They have chosen farms in the line traced by the highway Interstate I-10, which crosses the South of the United States from East to West from Jacksonville (Florida) to Los Angeles. It’s the geography of the holm oaks, the tree which provides the acorn, an essential foodstuff for the Iberian pig. “Manolo, who is the technician, believes that the holm oaks were here before the Spanish arrived, but for I prefer the hypothesis that we brought them over”, jokes Marsal.
The quality of the acorn is appropriate, he says, “It’s percentage of oleic acid is perfect. The difference from Querqus Ilex [Spanish holm oak] is negligible”.
The importing of jamón de bellota (acorn-fed cured hams) to the United States has a complicated history. In 2007 Embutidos Fermín was the first company which was able to import cured Iberian ham into the USA. Murga and Marsal have been the first to bring over live pigs. The most complicated thing was overcoming the resistence of Spanish bureaucracy “Our bureaucrats are scared to sign off on something new”, says Marsal.
He also bemoans the fact that “a sector of the Iberian cured meat producers in Spain has applied pressure so that no more pigs leave for the United States. It seems that some feel that we are stealing a Spanish treasure, when our philosophy is the opposite: exporting the best of our gastronomy beyond our borders, as the French did with wine in the Napa Valley [California] or as they are doing with American farms with Japanese Kobe Beef”. Marsal remembers a trip to Miami in 1979 when his parents despaired of finding a restaurant with a wine list. “less than forty years later the United States is the primary consumer of wine in the world and the leading consumer of Spanish wine abroad” he states.
Acornseekers is presently raising the two million necessary to build a ham-drying room and once it’s ready they foresee selling in 2018 the first American-reared “pata negra” hams will be sold at 1,000 dollars each, three times what they cost in Spain.
But they have realized that the cured ham business is a medium term plan, because educating American tastes will take time.
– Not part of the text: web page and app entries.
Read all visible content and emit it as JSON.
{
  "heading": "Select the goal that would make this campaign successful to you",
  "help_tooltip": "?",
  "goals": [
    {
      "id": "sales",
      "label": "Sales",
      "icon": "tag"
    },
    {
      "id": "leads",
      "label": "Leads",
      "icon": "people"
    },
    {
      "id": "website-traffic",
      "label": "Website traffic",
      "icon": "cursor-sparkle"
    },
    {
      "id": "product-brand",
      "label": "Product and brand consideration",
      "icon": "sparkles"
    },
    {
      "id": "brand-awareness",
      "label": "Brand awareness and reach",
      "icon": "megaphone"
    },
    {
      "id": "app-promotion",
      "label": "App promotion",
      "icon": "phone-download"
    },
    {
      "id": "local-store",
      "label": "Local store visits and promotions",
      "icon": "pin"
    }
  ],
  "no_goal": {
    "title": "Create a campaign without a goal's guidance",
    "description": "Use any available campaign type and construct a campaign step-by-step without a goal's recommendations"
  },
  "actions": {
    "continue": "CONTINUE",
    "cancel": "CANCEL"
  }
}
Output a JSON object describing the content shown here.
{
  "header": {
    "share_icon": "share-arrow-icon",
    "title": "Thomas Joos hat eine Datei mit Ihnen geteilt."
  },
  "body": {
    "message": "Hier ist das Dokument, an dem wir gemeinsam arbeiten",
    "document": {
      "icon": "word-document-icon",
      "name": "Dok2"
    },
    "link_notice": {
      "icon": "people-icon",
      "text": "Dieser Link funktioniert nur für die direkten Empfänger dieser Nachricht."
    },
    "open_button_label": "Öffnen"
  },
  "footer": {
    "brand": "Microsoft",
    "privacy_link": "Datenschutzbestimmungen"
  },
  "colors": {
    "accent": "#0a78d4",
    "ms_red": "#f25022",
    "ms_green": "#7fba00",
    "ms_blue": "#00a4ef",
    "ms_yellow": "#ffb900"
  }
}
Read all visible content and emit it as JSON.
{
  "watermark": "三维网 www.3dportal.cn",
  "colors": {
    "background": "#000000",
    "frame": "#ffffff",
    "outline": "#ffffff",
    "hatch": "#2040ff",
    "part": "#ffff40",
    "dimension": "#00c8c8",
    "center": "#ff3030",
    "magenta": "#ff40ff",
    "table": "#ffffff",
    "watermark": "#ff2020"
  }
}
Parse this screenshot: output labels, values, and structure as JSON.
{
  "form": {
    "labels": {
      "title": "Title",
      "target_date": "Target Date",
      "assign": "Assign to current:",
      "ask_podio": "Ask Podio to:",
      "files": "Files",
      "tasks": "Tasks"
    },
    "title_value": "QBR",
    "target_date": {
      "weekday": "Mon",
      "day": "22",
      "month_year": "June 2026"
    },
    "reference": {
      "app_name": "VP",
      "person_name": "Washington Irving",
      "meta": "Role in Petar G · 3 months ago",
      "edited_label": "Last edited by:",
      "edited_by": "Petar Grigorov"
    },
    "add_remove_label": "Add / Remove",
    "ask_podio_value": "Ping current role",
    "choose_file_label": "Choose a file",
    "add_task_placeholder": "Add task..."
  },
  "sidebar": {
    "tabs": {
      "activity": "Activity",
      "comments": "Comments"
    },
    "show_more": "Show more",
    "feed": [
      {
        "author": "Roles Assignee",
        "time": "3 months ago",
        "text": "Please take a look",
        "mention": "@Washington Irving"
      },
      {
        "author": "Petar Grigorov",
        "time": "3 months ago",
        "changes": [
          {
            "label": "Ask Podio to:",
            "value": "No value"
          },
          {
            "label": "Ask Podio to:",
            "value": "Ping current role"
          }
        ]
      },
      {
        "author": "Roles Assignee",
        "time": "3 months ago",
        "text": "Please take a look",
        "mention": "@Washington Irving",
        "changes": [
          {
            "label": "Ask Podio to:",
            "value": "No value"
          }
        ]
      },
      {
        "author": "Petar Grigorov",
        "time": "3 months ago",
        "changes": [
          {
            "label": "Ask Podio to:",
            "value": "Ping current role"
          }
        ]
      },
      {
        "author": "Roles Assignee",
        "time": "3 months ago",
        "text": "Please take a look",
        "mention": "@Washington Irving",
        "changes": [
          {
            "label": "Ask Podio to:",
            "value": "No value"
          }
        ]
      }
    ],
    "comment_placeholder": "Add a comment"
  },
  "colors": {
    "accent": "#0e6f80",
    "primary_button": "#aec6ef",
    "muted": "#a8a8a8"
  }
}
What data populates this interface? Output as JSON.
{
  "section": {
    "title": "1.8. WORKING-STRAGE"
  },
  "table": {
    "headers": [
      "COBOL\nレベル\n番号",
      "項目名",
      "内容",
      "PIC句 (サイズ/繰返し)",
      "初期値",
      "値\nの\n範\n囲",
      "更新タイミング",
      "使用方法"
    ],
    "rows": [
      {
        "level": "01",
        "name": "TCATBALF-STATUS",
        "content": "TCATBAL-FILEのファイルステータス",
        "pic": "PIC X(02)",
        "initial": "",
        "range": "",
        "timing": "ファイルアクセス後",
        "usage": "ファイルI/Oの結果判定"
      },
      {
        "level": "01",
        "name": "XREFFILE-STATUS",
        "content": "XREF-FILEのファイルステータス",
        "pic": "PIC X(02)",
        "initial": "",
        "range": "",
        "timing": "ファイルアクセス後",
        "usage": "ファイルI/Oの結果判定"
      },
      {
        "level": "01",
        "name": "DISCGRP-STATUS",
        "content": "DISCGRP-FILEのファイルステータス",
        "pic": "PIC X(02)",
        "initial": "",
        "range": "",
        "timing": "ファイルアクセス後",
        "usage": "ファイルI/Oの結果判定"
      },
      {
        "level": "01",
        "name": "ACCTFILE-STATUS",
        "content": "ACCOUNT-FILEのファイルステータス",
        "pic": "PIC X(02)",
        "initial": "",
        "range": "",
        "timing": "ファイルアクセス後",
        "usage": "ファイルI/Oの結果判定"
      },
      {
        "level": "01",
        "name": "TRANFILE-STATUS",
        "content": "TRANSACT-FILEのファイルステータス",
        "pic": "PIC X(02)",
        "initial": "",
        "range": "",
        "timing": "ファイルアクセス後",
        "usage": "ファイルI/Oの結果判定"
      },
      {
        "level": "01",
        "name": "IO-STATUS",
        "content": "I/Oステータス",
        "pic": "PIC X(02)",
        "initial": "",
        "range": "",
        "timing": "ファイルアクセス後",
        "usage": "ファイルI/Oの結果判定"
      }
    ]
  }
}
Meanwhile they have begun to slaughter pigs to sell Iberian pork as fresh meat, something perfectly understood by the Americans and in which they are well able to appreciate the quality.
“If only one day they are able to forget the turkey that they eat at Thanksgiving,” wishes Marsal, “and they get to know what it means to put a leg of Iberian pork in the oven. And furthermore their own Iberian, Made in America, just as they like it”.